[Items from an interface collection]
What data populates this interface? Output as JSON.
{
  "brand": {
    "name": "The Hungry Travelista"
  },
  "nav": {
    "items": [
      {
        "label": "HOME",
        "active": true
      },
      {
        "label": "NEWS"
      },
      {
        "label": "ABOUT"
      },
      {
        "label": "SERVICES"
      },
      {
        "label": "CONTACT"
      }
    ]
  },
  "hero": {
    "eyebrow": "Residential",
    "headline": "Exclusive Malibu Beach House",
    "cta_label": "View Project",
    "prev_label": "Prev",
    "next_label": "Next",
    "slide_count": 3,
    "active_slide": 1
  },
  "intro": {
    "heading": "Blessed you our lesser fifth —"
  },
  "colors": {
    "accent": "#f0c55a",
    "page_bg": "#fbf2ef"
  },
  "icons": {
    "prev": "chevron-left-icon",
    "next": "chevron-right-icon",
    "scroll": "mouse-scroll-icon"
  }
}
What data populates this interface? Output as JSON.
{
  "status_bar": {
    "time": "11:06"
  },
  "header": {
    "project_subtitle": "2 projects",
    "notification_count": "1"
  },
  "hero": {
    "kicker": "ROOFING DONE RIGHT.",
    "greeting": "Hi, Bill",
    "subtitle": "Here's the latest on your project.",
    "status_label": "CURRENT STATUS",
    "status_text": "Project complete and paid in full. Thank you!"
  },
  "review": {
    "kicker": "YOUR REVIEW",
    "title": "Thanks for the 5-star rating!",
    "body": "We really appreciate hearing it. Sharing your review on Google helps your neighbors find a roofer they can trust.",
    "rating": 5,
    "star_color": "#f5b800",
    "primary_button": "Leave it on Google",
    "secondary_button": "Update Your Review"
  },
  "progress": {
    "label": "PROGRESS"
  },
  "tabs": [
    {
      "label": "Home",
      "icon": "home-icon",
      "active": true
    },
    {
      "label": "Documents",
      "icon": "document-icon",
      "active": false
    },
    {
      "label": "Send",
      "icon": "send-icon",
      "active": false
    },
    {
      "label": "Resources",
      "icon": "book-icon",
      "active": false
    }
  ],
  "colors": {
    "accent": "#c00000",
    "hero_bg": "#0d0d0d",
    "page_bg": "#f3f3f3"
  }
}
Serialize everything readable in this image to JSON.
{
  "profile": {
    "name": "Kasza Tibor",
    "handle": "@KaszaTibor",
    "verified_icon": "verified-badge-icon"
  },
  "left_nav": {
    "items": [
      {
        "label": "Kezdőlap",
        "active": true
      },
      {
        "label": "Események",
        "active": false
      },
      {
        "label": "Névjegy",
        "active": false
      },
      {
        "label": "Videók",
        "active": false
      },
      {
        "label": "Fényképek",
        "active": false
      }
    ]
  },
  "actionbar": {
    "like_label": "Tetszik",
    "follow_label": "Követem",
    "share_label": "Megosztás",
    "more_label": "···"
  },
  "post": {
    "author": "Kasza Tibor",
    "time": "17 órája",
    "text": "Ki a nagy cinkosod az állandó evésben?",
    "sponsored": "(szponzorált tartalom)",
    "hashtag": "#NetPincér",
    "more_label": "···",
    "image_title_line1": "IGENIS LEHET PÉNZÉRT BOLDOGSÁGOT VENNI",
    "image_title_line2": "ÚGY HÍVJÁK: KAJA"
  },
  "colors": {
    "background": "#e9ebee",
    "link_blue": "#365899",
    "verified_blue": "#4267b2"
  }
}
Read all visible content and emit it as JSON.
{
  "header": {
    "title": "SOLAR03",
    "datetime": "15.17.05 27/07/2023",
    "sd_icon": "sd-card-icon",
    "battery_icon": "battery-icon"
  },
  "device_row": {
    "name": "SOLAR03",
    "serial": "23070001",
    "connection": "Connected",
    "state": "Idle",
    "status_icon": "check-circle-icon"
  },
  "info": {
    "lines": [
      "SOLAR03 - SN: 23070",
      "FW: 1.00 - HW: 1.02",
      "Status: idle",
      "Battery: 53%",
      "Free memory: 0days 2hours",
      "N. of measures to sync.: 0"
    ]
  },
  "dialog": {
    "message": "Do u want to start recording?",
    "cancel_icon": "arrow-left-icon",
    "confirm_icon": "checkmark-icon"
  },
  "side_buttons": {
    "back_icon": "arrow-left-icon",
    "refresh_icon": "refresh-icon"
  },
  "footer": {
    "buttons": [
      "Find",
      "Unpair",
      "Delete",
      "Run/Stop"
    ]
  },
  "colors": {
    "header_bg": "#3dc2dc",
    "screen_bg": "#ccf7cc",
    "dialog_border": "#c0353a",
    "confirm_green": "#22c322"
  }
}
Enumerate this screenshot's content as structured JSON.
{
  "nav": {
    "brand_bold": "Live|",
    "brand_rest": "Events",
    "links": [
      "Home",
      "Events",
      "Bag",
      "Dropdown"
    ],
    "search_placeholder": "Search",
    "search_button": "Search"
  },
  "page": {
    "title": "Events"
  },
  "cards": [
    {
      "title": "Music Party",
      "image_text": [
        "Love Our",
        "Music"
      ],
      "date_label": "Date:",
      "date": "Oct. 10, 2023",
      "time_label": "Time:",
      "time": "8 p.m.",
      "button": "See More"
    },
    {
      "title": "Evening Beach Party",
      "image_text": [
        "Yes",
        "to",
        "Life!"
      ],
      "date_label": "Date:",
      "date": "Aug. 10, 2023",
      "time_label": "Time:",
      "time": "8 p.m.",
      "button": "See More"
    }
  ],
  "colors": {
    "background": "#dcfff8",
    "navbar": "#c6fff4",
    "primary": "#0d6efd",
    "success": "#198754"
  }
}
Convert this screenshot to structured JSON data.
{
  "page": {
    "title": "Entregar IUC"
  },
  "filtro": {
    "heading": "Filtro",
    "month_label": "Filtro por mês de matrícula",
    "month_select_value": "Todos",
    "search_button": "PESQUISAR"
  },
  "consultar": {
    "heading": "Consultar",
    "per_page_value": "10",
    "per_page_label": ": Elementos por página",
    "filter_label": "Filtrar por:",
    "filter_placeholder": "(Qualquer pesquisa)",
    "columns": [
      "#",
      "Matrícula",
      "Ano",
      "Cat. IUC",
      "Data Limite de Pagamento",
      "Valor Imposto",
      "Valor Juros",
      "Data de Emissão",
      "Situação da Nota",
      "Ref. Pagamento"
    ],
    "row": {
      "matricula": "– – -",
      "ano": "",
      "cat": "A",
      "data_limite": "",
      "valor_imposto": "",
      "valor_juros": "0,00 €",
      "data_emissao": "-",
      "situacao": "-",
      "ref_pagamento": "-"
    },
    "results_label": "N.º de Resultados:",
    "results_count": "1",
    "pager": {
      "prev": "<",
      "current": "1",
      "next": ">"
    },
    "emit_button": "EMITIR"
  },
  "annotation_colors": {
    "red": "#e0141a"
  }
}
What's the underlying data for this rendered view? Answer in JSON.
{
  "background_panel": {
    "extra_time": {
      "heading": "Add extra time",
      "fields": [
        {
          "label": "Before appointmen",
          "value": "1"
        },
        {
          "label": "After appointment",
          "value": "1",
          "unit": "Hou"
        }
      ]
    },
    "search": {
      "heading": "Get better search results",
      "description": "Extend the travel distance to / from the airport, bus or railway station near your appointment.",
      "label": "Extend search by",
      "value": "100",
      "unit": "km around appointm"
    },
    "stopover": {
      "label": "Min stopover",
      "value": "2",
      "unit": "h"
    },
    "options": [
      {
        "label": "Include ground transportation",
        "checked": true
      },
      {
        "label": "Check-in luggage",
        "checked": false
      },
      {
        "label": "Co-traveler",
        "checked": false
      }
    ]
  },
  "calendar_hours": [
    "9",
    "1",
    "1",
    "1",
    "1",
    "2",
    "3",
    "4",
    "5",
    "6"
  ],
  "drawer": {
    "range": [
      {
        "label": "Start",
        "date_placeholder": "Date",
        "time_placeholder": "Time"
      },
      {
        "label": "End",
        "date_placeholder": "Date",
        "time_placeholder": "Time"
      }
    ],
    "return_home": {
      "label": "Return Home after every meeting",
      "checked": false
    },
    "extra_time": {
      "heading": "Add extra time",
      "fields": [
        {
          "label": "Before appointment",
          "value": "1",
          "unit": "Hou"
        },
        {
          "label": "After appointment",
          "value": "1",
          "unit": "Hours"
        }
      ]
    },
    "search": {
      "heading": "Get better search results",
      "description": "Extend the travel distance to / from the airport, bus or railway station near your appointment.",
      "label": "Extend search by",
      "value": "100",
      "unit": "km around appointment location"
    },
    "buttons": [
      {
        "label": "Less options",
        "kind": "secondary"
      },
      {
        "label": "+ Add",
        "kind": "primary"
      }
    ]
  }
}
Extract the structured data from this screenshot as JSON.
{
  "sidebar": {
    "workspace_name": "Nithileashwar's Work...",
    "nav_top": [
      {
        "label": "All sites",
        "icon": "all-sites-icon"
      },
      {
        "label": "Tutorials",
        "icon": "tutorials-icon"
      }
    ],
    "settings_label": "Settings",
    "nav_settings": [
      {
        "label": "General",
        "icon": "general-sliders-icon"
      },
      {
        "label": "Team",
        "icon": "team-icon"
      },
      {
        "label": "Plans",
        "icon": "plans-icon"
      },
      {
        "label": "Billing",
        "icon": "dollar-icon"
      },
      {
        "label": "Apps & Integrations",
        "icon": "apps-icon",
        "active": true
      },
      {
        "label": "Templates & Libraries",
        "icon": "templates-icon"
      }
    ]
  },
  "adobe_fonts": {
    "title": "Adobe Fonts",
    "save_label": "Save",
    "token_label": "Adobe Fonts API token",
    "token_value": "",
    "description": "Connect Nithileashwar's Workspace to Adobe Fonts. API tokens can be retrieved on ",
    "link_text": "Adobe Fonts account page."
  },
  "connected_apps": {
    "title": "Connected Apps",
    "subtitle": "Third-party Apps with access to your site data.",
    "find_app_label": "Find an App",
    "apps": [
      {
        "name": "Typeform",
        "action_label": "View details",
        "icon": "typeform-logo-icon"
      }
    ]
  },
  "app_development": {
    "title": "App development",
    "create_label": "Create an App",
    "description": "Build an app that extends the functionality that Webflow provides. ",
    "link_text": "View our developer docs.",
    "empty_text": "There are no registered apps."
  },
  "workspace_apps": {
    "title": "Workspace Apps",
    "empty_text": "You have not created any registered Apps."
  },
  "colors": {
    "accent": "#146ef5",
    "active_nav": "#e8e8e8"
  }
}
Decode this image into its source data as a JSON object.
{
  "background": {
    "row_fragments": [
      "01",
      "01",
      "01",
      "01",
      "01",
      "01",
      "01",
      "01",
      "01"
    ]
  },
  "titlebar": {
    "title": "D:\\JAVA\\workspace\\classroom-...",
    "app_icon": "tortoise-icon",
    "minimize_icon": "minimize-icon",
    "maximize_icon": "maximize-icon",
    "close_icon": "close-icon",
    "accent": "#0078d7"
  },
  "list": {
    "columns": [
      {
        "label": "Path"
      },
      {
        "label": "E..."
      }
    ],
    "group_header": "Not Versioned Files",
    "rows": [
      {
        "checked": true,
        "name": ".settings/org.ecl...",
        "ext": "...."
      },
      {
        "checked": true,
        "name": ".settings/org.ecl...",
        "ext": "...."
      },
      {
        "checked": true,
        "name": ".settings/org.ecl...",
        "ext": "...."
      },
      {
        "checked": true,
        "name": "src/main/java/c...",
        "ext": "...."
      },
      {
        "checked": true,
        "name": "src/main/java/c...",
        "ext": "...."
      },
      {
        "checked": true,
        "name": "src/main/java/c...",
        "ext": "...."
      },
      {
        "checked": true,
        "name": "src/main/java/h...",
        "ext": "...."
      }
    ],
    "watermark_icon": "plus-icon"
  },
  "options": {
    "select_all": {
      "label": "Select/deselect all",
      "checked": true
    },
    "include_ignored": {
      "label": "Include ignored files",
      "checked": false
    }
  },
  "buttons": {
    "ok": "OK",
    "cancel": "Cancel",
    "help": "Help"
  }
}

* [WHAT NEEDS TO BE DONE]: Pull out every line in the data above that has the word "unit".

* [SOLVED PROBLEM]:
          "unit": "Hou"
      "unit": "km around appointm"
      "unit": "h"
          "unit": "Hou"
          "unit": "Hours"
      "unit": "km around appointment location"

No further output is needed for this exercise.